Cortez found Aztecs slurping this spicy meat-and-soaked-corn (hominy) stew when his army subdued their Mexican civilization centuries ago. The humble ingredients have hardly changed for this winter staple served throughout New Mexico, a holiday season favorite. It's celebratory comfort food with a fiery kick and cooling condiments. The first posole merged three ingredients then unknown beyond the Americas: corn, chile, and turkey. My late aunt Lucie Yeaman, a San Patricio apple farmer, marked the first snowfall each year with a steaming cauldron of pork shoulder posole laced with Hatch green chiles. Lucie also served posole on Christmas Eve to honor family and on New Year’s Day for good luck. Buen provecho!

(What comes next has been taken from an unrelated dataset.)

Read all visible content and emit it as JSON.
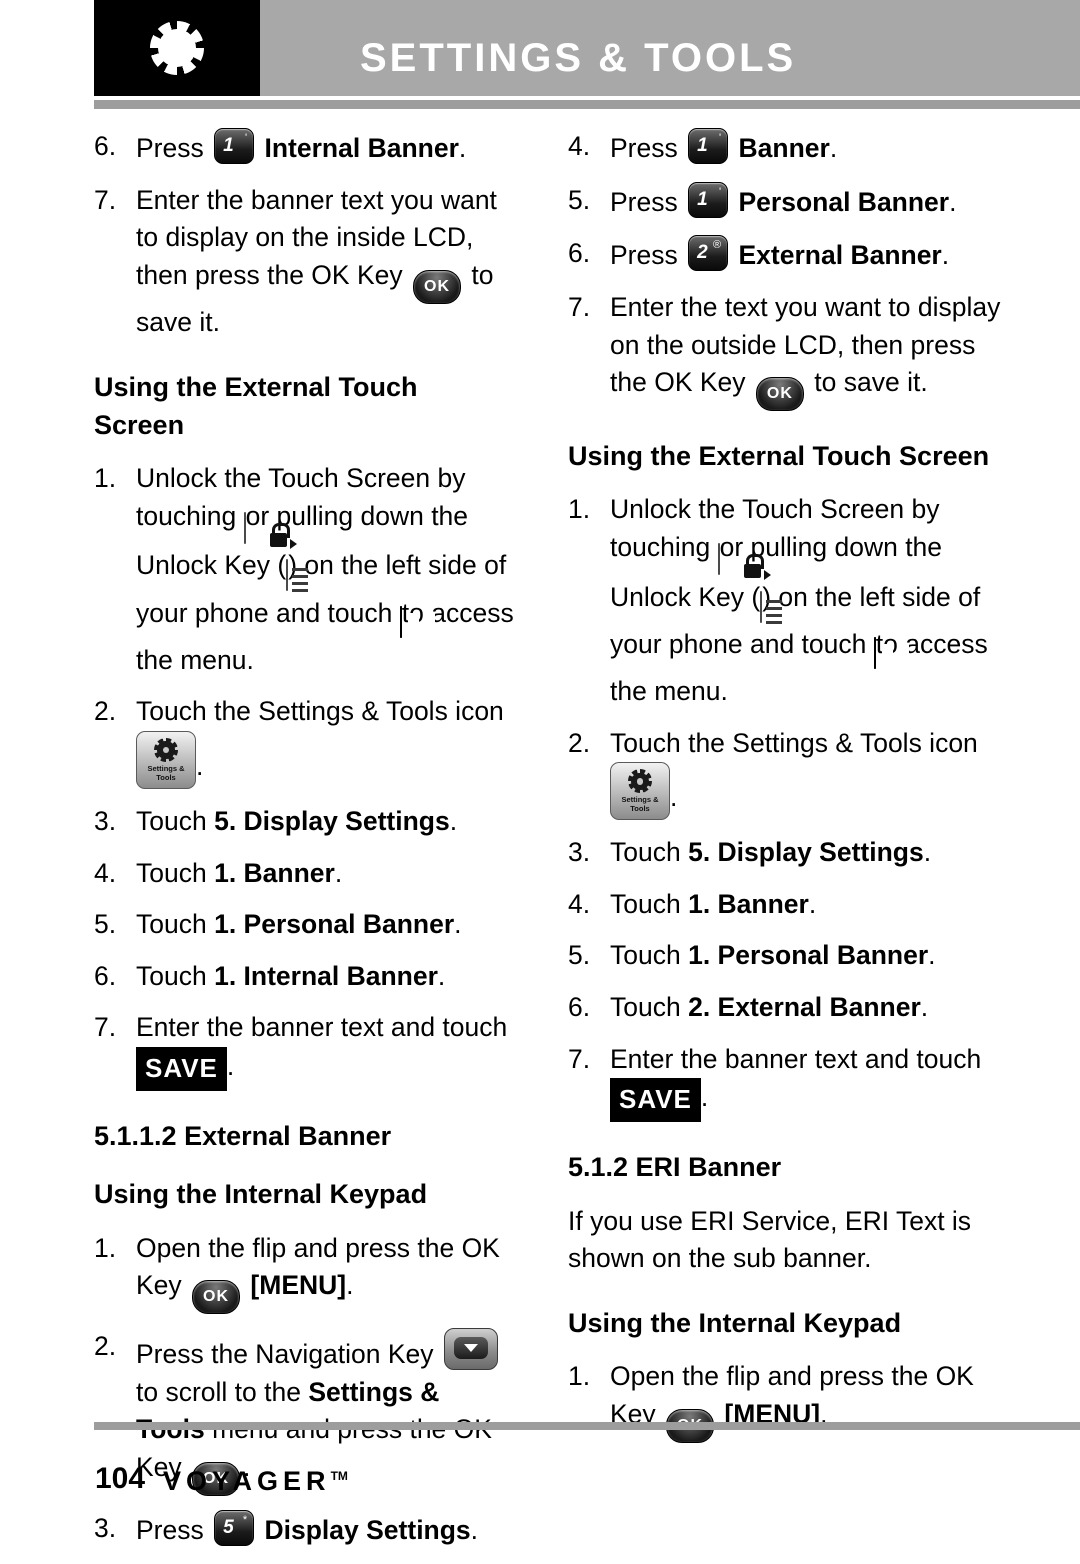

Serves 8

Ingredients

  • 2 cups dried posole corn (or precooked posole corn)
  • 1 pound lean pork shoulder
  • 4 dried green or red chile pods; stemmed, seeded, and coarsely chopped (or 4 cups prepared chile sauce)
  • 1-2 tablespoons fresh lime juice
  • 4 garlic cloves, finely minced
  • 1 white onion, finely diced
  • 2 teaspoons ground cumin
  • 1 tablespoon dried Mexican oregano
  • Salt to taste
  • Garnish: shredded Mexican cheese (queso fresco), chopped radishes, diced onions, shredded lettuce, red chile flakes, avocado chunks, and lime wedges. 

 

Directions

Combine dried posole and 2 quarts water in medium bowl; cover and soak at room temperature overnight. Drain, rinse with water, drain again. (If using precooked posole, rinse well under cold water, then drain.)

In a soup pot, combine posole, pork, chile (or prepared chile sauce), and lime juice; add just enough water to cover. Bring to boil, reduce heat, and simmer uncovered about 3 to 4 hours or until posole corn “pops” open. Check often, stirring and adding hot water in order to keep items just covered.

Remove pork shoulder and shred meat. Return meat to pot along with garlic, onion, cumin, oregano, and salt. Cover pot and simmer another half-hour. It should have a consistency of a thick soup when ready.

Serve in bowls with warm tortillas on the side. Set up a “buffet line” of shredded Mexican cheese (queso fresco), chopped radishes, diced onions, shredded lettuce, red chile flakes, avocado chunks, and lime wedges. Squeeze lime and add other toppings as desired.

Editor’s note: This story was originally published in 2013. Award-winning journalist Richard Mahler passed away in 2017.